§ What the exercise asks
Whenever the word "game" appears in a line of the data below, copy that line.

Start of Material for this task

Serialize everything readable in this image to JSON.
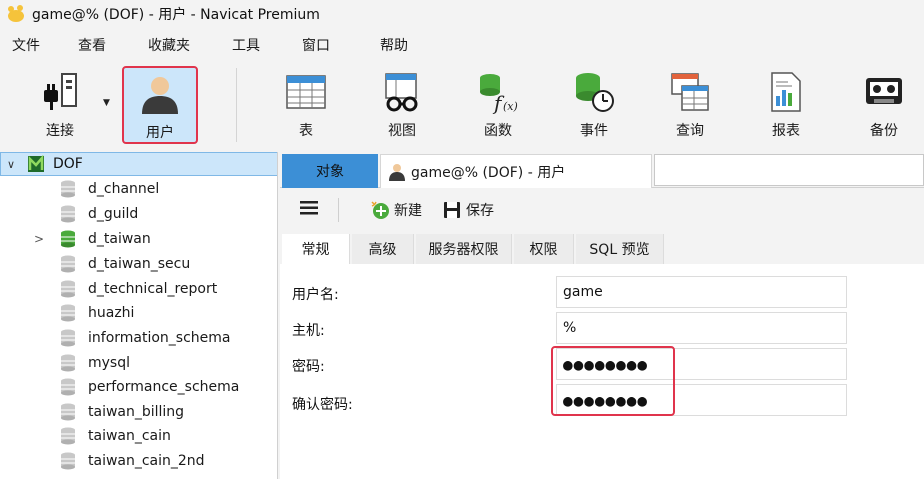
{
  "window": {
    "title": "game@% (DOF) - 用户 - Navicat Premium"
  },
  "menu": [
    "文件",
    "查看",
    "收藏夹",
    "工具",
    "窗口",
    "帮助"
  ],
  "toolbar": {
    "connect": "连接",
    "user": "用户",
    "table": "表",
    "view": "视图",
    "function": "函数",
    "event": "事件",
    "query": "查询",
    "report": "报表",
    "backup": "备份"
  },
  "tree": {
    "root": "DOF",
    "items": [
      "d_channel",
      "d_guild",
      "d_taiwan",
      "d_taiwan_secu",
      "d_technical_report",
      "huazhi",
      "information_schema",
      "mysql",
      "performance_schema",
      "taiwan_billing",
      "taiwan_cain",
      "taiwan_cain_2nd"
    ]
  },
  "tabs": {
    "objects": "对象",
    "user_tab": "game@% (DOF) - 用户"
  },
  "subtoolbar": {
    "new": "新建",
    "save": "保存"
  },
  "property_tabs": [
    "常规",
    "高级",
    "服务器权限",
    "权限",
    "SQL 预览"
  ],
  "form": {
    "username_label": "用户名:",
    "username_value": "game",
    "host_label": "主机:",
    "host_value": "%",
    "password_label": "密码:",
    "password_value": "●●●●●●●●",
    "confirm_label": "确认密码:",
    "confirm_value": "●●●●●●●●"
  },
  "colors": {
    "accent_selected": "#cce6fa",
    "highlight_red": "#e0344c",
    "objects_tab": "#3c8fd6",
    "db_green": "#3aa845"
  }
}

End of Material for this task
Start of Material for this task

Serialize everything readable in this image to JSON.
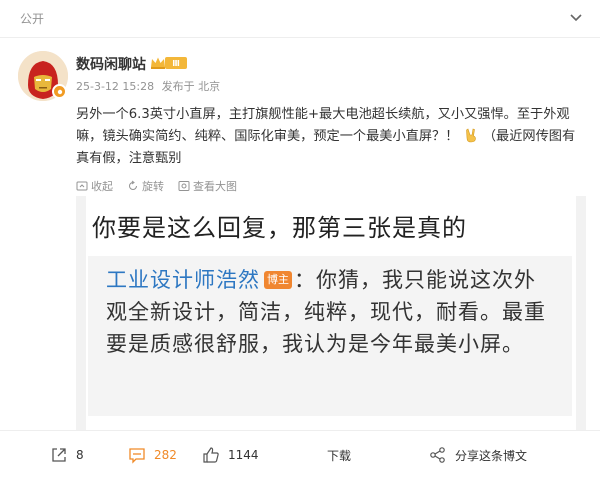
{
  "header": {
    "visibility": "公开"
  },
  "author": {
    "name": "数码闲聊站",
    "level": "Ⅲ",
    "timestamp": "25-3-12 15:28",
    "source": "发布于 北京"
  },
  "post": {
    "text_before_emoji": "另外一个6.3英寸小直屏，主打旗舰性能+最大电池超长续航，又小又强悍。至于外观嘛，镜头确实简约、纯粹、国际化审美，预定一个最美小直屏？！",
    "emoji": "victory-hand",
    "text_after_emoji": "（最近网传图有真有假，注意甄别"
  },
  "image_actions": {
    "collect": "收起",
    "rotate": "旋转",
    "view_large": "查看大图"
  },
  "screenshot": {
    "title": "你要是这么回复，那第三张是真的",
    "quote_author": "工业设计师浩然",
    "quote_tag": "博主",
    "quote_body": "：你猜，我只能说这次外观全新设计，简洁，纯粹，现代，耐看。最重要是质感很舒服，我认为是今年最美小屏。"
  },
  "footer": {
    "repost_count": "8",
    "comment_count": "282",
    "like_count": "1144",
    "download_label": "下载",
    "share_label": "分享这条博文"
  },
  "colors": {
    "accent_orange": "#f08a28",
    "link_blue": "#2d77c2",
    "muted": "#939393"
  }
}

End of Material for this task

§ Response
    "title": "game@% (DOF) - 用户 - Navicat Premium"
    "user_tab": "game@% (DOF) - 用户"
    "username_value": "game",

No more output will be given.